- **What the exercise asks**
With the images removed, write out each record exactly as given.

- **Raw data**
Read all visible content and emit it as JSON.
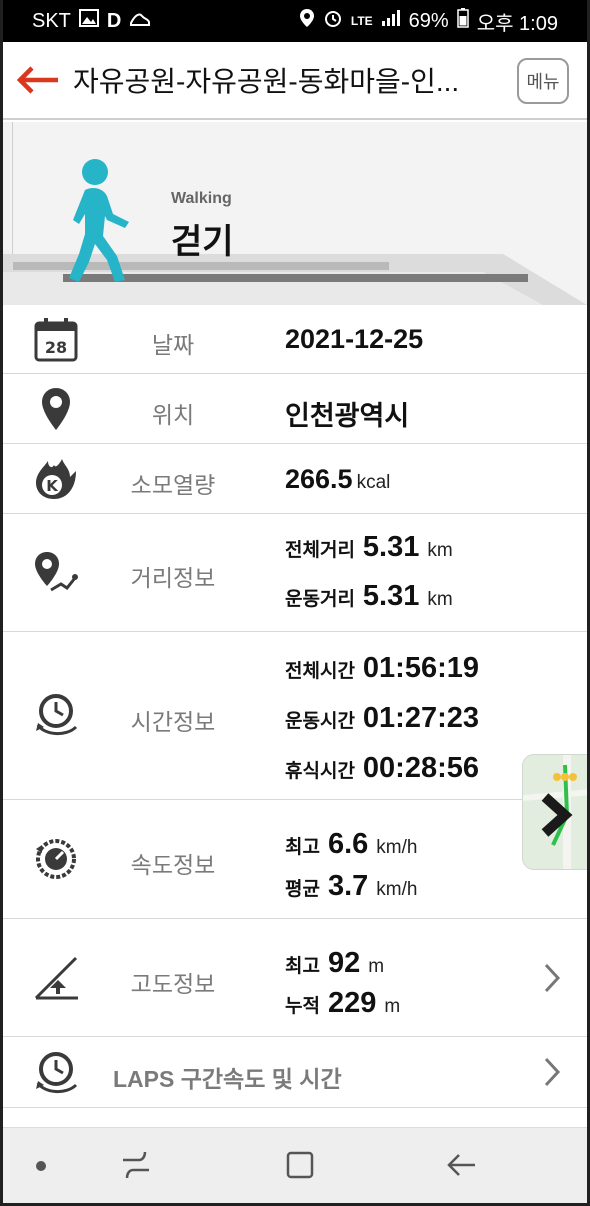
{
  "status_bar": {
    "carrier": "SKT",
    "battery": "69%",
    "time": "오후 1:09",
    "network": "LTE"
  },
  "app_bar": {
    "title": "자유공원-자유공원-동화마을-인...",
    "menu_label": "메뉴"
  },
  "activity": {
    "name_en": "Walking",
    "name_ko": "걷기",
    "figure_color": "#26b5c8"
  },
  "rows": {
    "date": {
      "label": "날짜",
      "value": "2021-12-25",
      "calendar_day": "28"
    },
    "location": {
      "label": "위치",
      "value": "인천광역시"
    },
    "calories": {
      "label": "소모열량",
      "value": "266.5",
      "unit": "kcal"
    },
    "distance": {
      "label": "거리정보",
      "items": [
        {
          "key": "전체거리",
          "value": "5.31",
          "unit": "km"
        },
        {
          "key": "운동거리",
          "value": "5.31",
          "unit": "km"
        }
      ]
    },
    "time": {
      "label": "시간정보",
      "items": [
        {
          "key": "전체시간",
          "value": "01:56:19"
        },
        {
          "key": "운동시간",
          "value": "01:27:23"
        },
        {
          "key": "휴식시간",
          "value": "00:28:56"
        }
      ]
    },
    "speed": {
      "label": "속도정보",
      "items": [
        {
          "key": "최고",
          "value": "6.6",
          "unit": "km/h"
        },
        {
          "key": "평균",
          "value": "3.7",
          "unit": "km/h"
        }
      ]
    },
    "altitude": {
      "label": "고도정보",
      "items": [
        {
          "key": "최고",
          "value": "92",
          "unit": "m"
        },
        {
          "key": "누적",
          "value": "229",
          "unit": "m"
        }
      ]
    },
    "laps": {
      "label": "LAPS 구간속도 및 시간"
    }
  },
  "colors": {
    "accent_back_arrow": "#d9381e",
    "icon_gray": "#3a3a3a",
    "label_gray": "#7a7a7a"
  }
}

- **Written answer**
Read all visible content and emit it as JSON.
{
  "status_bar": {
    "carrier": "SKT",
    "battery": "69%",
    "time": "오후 1:09",
    "network": "LTE"
  },
  "app_bar": {
    "title": "자유공원-자유공원-동화마을-인...",
    "menu_label": "메뉴"
  },
  "activity": {
    "name_en": "Walking",
    "name_ko": "걷기",
    "figure_color": "#26b5c8"
  },
  "rows": {
    "date": {
      "label": "날짜",
      "value": "2021-12-25",
      "calendar_day": "28"
    },
    "location": {
      "label": "위치",
      "value": "인천광역시"
    },
    "calories": {
      "label": "소모열량",
      "value": "266.5",
      "unit": "kcal"
    },
    "distance": {
      "label": "거리정보",
      "items": [
        {
          "key": "전체거리",
          "value": "5.31",
          "unit": "km"
        },
        {
          "key": "운동거리",
          "value": "5.31",
          "unit": "km"
        }
      ]
    },
    "time": {
      "label": "시간정보",
      "items": [
        {
          "key": "전체시간",
          "value": "01:56:19"
        },
        {
          "key": "운동시간",
          "value": "01:27:23"
        },
        {
          "key": "휴식시간",
          "value": "00:28:56"
        }
      ]
    },
    "speed": {
      "label": "속도정보",
      "items": [
        {
          "key": "최고",
          "value": "6.6",
          "unit": "km/h"
        },
        {
          "key": "평균",
          "value": "3.7",
          "unit": "km/h"
        }
      ]
    },
    "altitude": {
      "label": "고도정보",
      "items": [
        {
          "key": "최고",
          "value": "92",
          "unit": "m"
        },
        {
          "key": "누적",
          "value": "229",
          "unit": "m"
        }
      ]
    },
    "laps": {
      "label": "LAPS 구간속도 및 시간"
    }
  },
  "colors": {
    "accent_back_arrow": "#d9381e",
    "icon_gray": "#3a3a3a",
    "label_gray": "#7a7a7a"
  }
}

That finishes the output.